Brian Brunhofer, the owner of Meritus Homes, said that he’s seen a marked increase in interest among homebuyers for new construction in the last few months.
“We have definitely experienced a significant increase in activity,” Brunhofer said. “We’ve seen more sales contacts in the last four months than the previous year, year and a half.”
The reason for this increase, Brunhofer said, is simple: consumer confidence in the housing market and the greater economy is strengthening, and after putting their lives on hold during the economic downturn, consumers are itching to move on and make new purchases.

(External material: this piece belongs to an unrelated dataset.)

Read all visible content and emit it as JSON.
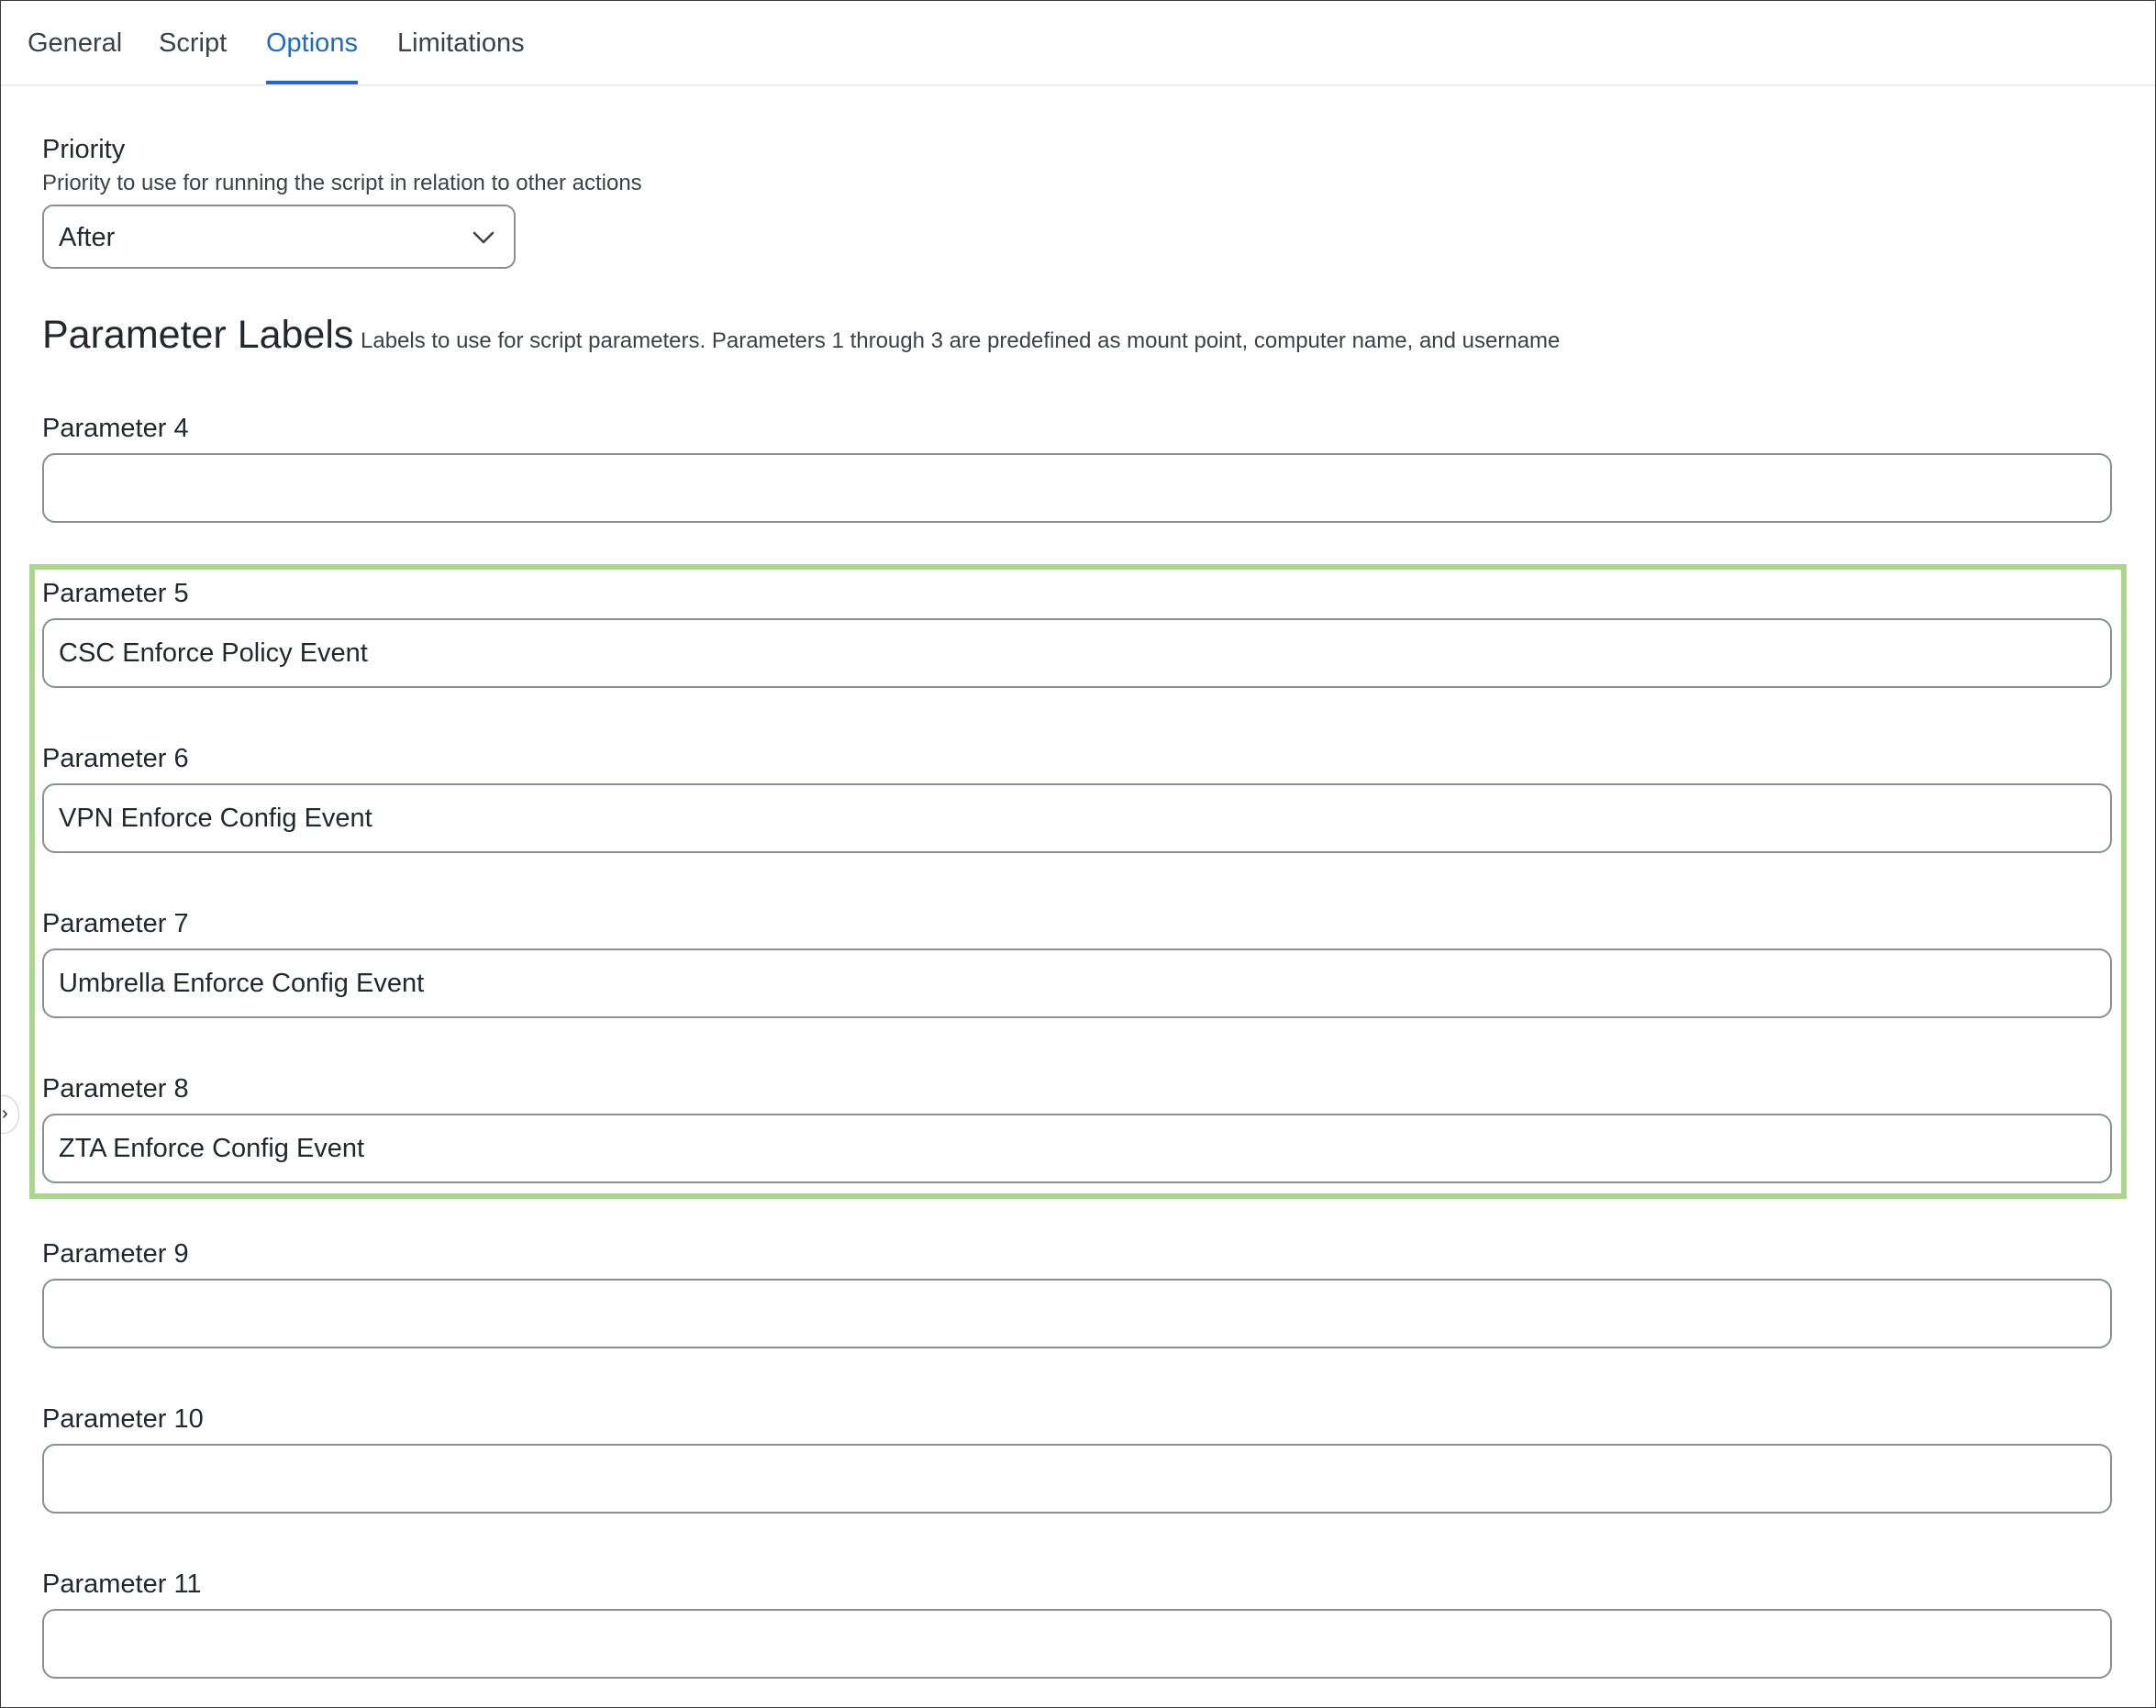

New Housing Inventory Remains Competitive
Also, those declines in sale prices could be temporary, given that new housing inventory, like existing-home inventory, continues to decline. In January, the Census Bureau found only 150,000 new homes for sale; that’s down 15 percent from December, and represents a supply of just 4.1 months.
As this graph from Calculated Risk shows, that’s the lowest level of inventory for new homes since 2005, and should new housing inventory continue to fall, it could very well approach the historic lows of 1998 and 2003.
It’s worth reflecting, though, on what a dramatic turnaround this represents for the new construction marketplace. In late 2008/early 2009, as the economy teetered, new housing inventory soared, hitting 12.1 months of supply in January 2009 as fewer and fewer consumers were willing to buy the vast stretches of newly-built homes that littered subdivisions across the U.S.
Now, though, the situation has reversed, and the new construction seems poised to move forward as the housing market slowly recovers.